Miri Regev, Tamar Zandberg, Ayelet Shaked, Stav Shaffir. There are a number of women who serve in the Knesset today, and a few are even cabinet ministers. In addition to achieving political prominence, they have also had a taste of the pleasures of sexism: Regev is a “vulgar Mizrahi,” Zandberg is a “leftist in a tank top,” Shaked is a “icy beauty,” Shaffir is a “mischievous redheaded girl,” and there are many, many more examples of such comments.
Walking through differently-themed rooms full of photos, viewers are confronted by scenes and spirits from the past. An Alfred Eisenstaedt portrait of a female National Skeet Shooting Champion adorns one wall, while another example of his work depicts a vocational classroom full of cheerful teenage girls, ready to learn the how to wrap packages. In another room, a woman with sad eyes holds a newborn in her lap as she stares up into photographer Bruce Davidson’s lens.
“There is simply no room for women in the beit midrash”
I once joked that if New York is such a great place to meet people then why are there so many singles out there? Lo and behold, there might actually be an answer. Writing in TIME, Jon Birger, author of “Date-onomics: How Dating Became a Lopsided Numbers Game” a new book on dating, blames demographics.
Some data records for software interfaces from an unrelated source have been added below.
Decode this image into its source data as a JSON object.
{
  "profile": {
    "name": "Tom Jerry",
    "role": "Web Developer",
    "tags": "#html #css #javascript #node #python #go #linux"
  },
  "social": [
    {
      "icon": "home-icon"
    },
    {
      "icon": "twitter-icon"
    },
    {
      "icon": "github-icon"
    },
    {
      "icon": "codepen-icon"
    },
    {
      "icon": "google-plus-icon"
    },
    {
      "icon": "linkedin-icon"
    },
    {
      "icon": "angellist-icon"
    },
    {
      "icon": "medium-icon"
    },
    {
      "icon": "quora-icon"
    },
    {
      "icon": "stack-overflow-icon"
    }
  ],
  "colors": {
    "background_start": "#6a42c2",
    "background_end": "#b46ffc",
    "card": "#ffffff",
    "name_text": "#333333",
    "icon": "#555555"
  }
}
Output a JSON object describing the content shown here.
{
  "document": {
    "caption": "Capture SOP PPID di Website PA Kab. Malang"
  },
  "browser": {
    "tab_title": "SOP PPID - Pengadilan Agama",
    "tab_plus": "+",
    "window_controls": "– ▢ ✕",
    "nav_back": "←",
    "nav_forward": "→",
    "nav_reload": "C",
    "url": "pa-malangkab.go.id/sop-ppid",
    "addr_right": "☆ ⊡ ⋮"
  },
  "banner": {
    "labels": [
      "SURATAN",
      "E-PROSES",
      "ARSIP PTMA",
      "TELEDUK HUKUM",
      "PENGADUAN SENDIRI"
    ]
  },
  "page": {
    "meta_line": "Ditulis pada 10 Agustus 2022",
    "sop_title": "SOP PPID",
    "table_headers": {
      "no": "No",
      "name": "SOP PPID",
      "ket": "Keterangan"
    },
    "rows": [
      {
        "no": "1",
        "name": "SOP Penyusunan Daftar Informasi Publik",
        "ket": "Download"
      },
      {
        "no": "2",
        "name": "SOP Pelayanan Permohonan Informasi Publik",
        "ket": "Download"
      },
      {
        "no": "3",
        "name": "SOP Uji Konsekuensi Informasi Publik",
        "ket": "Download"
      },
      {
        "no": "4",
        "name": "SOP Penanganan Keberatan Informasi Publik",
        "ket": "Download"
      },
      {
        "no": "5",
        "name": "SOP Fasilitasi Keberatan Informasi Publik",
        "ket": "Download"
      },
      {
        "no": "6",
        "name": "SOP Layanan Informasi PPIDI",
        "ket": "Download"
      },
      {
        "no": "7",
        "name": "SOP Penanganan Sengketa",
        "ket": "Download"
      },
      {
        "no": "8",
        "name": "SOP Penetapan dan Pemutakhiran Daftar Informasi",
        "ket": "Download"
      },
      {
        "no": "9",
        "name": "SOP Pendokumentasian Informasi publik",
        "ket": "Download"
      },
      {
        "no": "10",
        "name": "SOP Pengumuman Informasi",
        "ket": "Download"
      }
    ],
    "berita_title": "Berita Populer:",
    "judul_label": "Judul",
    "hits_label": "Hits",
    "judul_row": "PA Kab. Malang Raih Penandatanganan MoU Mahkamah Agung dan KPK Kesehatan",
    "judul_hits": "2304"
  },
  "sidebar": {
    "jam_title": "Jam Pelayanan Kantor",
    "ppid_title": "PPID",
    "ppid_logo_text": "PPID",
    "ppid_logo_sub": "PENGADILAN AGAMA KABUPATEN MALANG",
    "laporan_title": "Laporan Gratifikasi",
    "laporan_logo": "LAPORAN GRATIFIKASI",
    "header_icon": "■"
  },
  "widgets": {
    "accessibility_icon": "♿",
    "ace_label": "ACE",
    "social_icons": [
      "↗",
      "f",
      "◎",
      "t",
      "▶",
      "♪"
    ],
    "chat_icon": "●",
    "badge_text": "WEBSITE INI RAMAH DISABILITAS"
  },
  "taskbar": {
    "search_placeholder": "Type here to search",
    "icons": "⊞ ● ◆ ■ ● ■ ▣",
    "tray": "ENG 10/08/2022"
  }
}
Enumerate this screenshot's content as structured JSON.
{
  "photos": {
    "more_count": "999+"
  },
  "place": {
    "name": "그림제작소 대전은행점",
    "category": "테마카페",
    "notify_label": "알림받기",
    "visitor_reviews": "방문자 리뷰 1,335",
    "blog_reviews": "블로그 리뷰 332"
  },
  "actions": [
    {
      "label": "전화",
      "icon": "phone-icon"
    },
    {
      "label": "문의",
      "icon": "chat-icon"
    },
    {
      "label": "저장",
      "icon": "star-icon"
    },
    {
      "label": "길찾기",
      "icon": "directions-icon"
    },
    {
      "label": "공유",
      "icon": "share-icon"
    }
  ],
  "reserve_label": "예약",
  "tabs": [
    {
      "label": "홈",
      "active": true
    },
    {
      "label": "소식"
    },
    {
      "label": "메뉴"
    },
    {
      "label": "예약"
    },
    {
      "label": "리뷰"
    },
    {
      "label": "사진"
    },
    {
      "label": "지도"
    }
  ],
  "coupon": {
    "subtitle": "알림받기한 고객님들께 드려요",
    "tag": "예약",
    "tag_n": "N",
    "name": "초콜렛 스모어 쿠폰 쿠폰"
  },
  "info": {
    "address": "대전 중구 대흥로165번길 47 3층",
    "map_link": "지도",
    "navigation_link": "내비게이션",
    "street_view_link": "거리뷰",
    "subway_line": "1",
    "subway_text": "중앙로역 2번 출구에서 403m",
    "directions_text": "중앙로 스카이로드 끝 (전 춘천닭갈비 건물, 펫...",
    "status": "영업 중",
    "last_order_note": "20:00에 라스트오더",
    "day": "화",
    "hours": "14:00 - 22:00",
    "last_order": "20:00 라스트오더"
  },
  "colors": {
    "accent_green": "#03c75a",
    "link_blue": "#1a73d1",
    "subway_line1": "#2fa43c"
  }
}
Because there are more available women than men, a sort of paradox of choice effect arises where men are freer to be more selective due to the greater number of options, even if it means they never actually find someone. Dates for men become a form of comparison shopping while women face the burden of impressing the very people who are constantly looking for something better.
“We usually don’t take a car,” the yeshiva boy says to the driver, an older Irish man with a hearty laugh and a dapper straw hat. “But the lady was inappropriately attired (he winks at his date), in her heels I mean, so we had to…”